If, in the broader sense, “conversion therapy” is any set of actions designed to convince trans people to abandon our genders and sexes, governments large and small are the biggest offenders out there.
Nicki Minaj told a nuanced story about her high school abortion, but most of the headlines suggested that she is, or should be, ashamed of the experience. Sadly, this is what happens all too often when women try to tell complex abortion stories in the public sphere.
Even as it championed midwives in a recent piece, the New York Times editorial board unwittingly slipped into language that suggests midwifery care is a second-tier option—language that reflects broader public attitudes throughout the United States.
How can pro-choice advocates change the cultural conversation that can help win policy victories? For starters, according to speakers at this year’s Rootscamp, don’t be afraid to say “abortion.”
Treating Nadia Ezaldein’s tragic death as an anomaly diminishes the pervasiveness of domestic abuse throughout the country—and it erases why it is imperative for communities to make preventing and intervening in domestic violence a priority.
Yet the Entertainment Software Rating Board, responsible for rating all games in the United States and Canada, has only given a content warning for “sexual violence” twice in more than a decade.
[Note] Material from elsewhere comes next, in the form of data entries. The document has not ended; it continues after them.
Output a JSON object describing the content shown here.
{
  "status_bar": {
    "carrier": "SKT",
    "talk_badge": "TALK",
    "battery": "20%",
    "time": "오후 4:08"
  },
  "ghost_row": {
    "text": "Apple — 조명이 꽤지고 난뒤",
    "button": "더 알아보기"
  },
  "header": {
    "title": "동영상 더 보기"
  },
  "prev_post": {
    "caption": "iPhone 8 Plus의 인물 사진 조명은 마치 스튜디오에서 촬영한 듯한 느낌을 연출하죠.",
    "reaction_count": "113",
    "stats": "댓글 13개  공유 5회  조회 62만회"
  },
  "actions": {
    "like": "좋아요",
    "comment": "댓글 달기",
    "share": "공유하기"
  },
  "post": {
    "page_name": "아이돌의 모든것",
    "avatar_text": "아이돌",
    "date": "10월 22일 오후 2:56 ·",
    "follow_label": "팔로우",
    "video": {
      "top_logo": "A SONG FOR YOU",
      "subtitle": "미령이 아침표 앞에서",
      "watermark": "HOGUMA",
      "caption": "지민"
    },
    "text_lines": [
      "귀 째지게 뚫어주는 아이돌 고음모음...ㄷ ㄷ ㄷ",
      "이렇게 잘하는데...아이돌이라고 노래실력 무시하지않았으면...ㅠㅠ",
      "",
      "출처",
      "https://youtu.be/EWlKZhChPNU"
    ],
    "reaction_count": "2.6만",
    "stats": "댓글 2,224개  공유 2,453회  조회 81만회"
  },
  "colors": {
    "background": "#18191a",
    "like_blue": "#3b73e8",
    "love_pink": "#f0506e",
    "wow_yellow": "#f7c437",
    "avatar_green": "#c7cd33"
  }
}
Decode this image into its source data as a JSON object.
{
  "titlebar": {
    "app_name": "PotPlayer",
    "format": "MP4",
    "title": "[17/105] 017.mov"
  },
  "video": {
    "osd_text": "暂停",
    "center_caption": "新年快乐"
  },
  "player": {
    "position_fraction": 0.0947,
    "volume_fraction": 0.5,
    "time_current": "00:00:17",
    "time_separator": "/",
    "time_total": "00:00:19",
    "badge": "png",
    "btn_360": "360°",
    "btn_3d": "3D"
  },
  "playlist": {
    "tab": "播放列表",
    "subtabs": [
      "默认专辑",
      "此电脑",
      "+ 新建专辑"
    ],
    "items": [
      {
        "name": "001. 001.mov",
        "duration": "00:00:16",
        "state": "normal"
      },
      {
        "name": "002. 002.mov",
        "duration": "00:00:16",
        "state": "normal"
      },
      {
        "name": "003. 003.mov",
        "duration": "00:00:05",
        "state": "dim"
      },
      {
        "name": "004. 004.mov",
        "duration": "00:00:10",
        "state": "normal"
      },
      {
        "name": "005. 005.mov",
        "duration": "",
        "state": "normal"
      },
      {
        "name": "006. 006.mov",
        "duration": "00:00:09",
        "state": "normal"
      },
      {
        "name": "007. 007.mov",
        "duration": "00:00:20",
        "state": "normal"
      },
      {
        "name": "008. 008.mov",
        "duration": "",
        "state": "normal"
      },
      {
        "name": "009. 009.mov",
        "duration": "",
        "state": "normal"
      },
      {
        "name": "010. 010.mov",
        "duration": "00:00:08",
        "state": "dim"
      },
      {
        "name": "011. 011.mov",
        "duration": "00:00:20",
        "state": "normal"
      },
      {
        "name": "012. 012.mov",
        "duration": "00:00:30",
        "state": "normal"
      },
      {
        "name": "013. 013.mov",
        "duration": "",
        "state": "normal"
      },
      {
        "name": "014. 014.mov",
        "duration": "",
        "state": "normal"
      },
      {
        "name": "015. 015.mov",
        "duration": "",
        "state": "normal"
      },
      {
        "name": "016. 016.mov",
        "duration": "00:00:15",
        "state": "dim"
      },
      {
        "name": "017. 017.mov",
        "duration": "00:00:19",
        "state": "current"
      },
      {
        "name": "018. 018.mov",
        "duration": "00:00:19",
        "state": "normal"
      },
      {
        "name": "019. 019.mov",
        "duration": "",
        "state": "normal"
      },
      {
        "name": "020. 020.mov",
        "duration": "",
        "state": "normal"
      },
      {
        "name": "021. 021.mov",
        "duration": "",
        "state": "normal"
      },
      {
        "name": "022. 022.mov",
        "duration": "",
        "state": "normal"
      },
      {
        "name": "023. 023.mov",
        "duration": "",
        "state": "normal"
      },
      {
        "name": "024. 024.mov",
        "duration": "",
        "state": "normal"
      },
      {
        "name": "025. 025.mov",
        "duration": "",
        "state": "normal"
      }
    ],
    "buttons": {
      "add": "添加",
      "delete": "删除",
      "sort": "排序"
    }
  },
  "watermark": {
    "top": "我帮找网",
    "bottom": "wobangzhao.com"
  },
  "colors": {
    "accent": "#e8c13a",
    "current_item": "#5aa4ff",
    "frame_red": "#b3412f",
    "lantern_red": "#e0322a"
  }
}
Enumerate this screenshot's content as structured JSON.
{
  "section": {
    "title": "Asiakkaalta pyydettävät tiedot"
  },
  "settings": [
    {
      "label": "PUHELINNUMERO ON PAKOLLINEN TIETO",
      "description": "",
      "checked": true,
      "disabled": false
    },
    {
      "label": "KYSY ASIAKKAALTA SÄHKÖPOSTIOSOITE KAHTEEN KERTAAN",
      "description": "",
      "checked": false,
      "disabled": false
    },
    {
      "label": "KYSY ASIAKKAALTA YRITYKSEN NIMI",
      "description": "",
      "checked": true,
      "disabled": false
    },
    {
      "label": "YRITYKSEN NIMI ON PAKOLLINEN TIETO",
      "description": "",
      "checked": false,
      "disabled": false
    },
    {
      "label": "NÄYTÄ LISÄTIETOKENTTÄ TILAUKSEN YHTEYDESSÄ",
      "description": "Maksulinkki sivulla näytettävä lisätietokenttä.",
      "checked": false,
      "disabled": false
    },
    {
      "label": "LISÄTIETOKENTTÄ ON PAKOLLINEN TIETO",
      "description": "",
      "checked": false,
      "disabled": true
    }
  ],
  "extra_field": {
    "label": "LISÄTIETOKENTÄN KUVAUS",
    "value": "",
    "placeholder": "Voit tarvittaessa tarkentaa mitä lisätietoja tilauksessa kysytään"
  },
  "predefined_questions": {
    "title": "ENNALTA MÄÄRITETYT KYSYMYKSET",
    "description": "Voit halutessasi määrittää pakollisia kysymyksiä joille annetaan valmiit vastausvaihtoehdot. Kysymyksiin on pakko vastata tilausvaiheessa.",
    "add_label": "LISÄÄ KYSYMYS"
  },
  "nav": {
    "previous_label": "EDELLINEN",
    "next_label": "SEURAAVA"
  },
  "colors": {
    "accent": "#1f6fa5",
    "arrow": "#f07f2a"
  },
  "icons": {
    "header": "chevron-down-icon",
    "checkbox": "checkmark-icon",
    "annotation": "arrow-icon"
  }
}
A new petition calls on the FDA to “Get Carcinogens Out of Condoms.” But there is no scientific evidence linking condoms to cancer—and to claim otherwise has the potential to unravel decades of committed work focused on saving lives through encouraging condom use and education.
Media coverage of Bill Cosby’s alleged assaults has portrayed the public’s affection for him as the major casualty. But we should be focusing on the women who say they were attacked—and on the rape culture that concealed his reported behavior for years.
Referring to vaginal birth as “natural” isn’t just troubling because it is imprecise; it also contributes to a value-laden judgment of mothers’ experiences that can lead to compromised emotional and physical health.